Josh Cohen
Digital News Manager

LAS VEGAS - Jalen Suggs has been ruled out for the remainder of summer league after spraining his left thumb during Thursday’s game against the Boston Celtics. The 6-foot-4, 205-pounder played just under 66 minutes over three games and averaged 15.3 points, 6.3 rebounds, 2.3 assists and 1.7 steals.

Selected fifth overall by the Orlando Magic in last month’s draft, Suggs had an unsurprisingly impressive start to his NBA career. All the things he excelled at in his one season at Gonzaga, which with Suggs’ leadership made it all the way to the NCAA championship game, were on display in Las Vegas.

Let’s break down what the 20-year-old did well and where he must improve.

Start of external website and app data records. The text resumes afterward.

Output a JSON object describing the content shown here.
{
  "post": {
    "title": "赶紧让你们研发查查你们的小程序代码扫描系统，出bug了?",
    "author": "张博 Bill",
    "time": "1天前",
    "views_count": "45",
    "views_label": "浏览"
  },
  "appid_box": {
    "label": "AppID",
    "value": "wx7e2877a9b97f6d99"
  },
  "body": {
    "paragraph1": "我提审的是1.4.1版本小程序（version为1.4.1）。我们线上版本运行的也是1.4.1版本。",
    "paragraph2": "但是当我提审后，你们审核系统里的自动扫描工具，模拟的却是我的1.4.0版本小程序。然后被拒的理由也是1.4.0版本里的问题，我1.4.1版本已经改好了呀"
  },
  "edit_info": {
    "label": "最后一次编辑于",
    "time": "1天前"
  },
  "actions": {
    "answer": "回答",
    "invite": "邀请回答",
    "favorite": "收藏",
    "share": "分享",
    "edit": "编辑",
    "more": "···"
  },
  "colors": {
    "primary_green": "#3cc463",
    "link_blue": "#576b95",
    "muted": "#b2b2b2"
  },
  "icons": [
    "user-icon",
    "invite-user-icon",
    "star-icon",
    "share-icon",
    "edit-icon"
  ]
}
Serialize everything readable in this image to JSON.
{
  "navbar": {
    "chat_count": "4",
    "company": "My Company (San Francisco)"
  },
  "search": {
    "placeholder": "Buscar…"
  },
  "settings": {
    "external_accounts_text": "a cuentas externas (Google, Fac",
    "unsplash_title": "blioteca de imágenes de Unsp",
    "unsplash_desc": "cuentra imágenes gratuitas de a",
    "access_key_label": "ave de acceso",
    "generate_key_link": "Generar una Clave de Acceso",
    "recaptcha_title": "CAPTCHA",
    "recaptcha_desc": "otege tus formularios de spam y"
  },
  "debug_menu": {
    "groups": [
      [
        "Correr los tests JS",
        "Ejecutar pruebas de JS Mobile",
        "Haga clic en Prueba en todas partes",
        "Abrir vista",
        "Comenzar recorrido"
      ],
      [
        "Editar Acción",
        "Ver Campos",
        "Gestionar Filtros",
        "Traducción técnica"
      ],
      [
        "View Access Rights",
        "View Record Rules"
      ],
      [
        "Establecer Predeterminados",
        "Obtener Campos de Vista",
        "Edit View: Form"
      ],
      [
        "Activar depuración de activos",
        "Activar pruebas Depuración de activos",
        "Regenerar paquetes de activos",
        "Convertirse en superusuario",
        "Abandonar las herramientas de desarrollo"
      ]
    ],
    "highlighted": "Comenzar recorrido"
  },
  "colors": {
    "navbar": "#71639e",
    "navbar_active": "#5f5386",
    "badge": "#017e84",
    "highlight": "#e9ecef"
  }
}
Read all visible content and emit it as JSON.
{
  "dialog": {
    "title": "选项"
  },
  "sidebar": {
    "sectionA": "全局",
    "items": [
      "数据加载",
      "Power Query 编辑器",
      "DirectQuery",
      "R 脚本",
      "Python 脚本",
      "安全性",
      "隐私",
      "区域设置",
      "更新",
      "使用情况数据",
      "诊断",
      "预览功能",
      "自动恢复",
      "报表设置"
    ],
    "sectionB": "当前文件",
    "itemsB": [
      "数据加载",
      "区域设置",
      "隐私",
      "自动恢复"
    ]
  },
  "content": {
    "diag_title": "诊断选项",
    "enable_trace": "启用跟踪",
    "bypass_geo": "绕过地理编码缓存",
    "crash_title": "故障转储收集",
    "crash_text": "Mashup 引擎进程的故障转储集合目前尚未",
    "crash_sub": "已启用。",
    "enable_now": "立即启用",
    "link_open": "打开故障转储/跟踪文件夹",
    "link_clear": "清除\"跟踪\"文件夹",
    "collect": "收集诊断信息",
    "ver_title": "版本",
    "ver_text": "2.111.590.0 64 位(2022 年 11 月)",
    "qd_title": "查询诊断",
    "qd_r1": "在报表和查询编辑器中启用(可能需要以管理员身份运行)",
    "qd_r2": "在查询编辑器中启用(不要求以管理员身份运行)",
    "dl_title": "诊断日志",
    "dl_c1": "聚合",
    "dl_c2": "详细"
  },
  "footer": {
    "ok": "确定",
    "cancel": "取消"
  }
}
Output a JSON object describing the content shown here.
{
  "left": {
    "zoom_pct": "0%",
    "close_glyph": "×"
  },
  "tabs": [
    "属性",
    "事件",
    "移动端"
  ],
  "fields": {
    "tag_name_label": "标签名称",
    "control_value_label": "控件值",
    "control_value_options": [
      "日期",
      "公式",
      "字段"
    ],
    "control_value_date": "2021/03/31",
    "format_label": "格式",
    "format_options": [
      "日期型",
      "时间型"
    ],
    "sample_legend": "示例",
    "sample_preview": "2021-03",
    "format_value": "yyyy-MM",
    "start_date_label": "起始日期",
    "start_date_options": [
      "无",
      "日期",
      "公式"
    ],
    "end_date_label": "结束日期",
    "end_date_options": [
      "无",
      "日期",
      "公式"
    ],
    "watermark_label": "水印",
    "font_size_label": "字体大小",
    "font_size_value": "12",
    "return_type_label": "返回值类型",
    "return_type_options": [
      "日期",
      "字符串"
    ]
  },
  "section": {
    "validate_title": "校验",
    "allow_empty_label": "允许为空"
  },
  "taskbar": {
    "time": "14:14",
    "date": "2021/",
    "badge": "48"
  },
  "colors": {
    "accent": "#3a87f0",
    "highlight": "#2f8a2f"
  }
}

Suggs’ top strengths are his passing and game management. Some have compared him to Jason Kidd for that reason. Both in pick-and-roll and in the open floor, he makes excellent reads and decisions while surveying the court.

Using a nice blend of agility, craftiness, and ingenuity, the Saint Paul, Minnesota native routinely got into the paint and made sound choices. The Magic haven’t shot the ball well at summer league, so Suggs didn’t rack up a ton of assists. But many of the good looks Orlando got stemmed from his savviness and prudence.

Spotting open teammates on the perimeter after collapsing the defense on drives is something he’s elite at doing.


Suggs played on a stacked team at Gonzaga. For that reason, it wasn’t critical for him to always have a scorer’s mentality. Based on his approach at summer league, it appears he’s more than capable of taking over games if necessary.

Although he only shot 41.5 percent from the field, Suggs was able to show off some of his offensive creativity. Interesting about him is that he’s very unpredictable. It’s hard for defenders to guess whether he’s going to accelerate all the way to the basket, stop on a dime and attempt a pull-up jumper or create separation using his good footwork, ball handling and shiftiness.

Initiating contact on drives is something else he thrived at. He took nine free throws.


Deflections aren’t officially tallied in summer league, but just based on the eye test, it appeared Suggs had a lot of them. He has incredible instincts and anticipation. Several passes attempted by the Magic’s opponents didn’t reach the intended target because of Suggs’ peskiness and alertness.

What also stood out on the defensive end was Suggs’ timing, both when guarding the ball and when rising to block a shot. He had a huge block on Moses Moody in the win over the Warriors and a steal on Carsen Edwards against the Celtics just before injuring his left hand.


The Magic are unique in that all their young guards are good rebounders. Suggs, Cole Anthony, R.J. Hampton and Markelle Fultz are unafraid to mix it up with the big boys in the paint. In Suggs’ case, he will use his supreme athleticism to fly in for rebounds.


As mentioned earlier, Suggs only shot 41.5 percent from the floor. Obviously, that’s not a good mark. He has a nice touch on his floater and good mechanics on his jumper, so it would be somewhat surprising if he wasn’t more efficient in his career. But it’s too early to tell whether he’s someone that can go on scoring tears. He made five of his 14 3-point attempts. Once again, his form is good, but does he have it in him to knock down shots from various ranges consistently?

Another thing that’s still a bit ambiguous and maybe misunderstood is Suggs’ blow-by speed. While a spectacular vertical athlete and electrifying in the open floor, he’s not necessarily someone that’s going to zip by every defender in his path. He relies more on shiftiness to elude and outfox opponents. But when he goes full force downhill, he’s tough to contain because of his excellent balance, body control, strength and coordination.